In 2020, couples canceled their plans and small businesses suffered. Some, shuttering their doors forever. Others, like Boise's 'Rust & Thistle' adapted to the new-normal and came out on the other side.
Kristen Skovira spoke to the founder who says her business is finally back in bloom.
Behind a Boise home, sits a secret garden. It's a sweet set-up, but it took years for floral designer Emily Campagna to take her business idea and get it to grow.
"[Started] in a kitchen in an apartment almost 8 years ago," she said.
'Rust & Thistle' is beloved by brides and anyone looking to elevate their event using the natural elements of nature.
"I love art. I love installations. And I love being able to go into a space like a venue or a church or even an open space like an open field and creating in my mind some sort of masterpiece," she said.
A certified floral designer, Emily and her assistant spend their days clipping and styling - creating original, eco-friendly arrangements in her home studio.
"I really don’t have any interruptions all day long. So I get to just be in my element doing my thing," Campagna said.
That is, until a global pandemic interrupted everything and changed life as we knew it.
"Pretty much before [COVID] started we were all watching the news wondering what this is going to turn into what this is going to look like," she said.
Then the cancellations started.

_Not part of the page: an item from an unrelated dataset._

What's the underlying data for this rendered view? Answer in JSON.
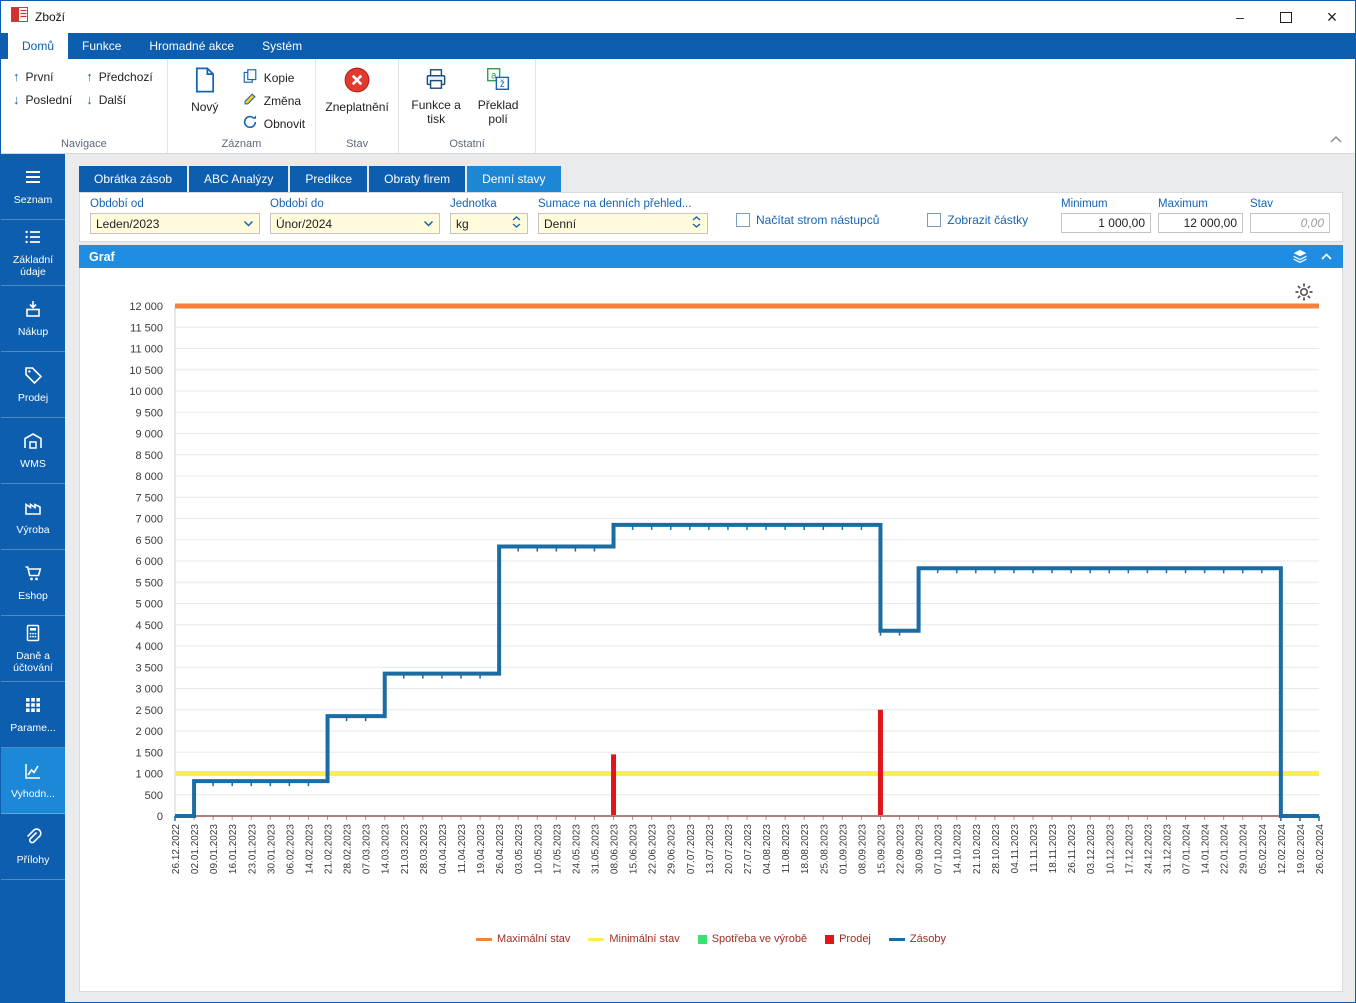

"Every day was another five phone calls with clients that had been booked for years and in some cases saying, 'We have to cancel our wedding, we have to push it out.' So it was a pretty scary thing to go through."
Campagna was not alone. According to a 2020 study from industry website The Knot , the vast majority of weddings (96%) had to be modified in some capacity due to COVID-19. And 15% of couples who had planned to get hitched in 2020 postponed the entire wedding.
The small business owner did her best to bump dozens of events. She went from a fully scheduled season to a completely blank slate.
"I would say about 75 to 80-percent of them were bumped up or canceled altogether," Campagna said.
Her plans uprooted, the floral designer had to get creative.
"We ended-up pivoting in the business quite a bit. We started doing deliveries and what we called cheer-up deliveries. We would knock on people's doors and leave an arrangement at their door," Campagna said, "In a time that felt so isolating and ultimately it saved us, it saved the business."
Now, a year later, Campagna is excited to get back to work. She's ready to bring her bouquets to Idaho events and thank those who supported her small business.
"I felt grateful for that because it kept me busy. It kept me going."
Just in time for wedding season 2021, when gathering together means so much more.
"To see people happy again feels really amazing," she said.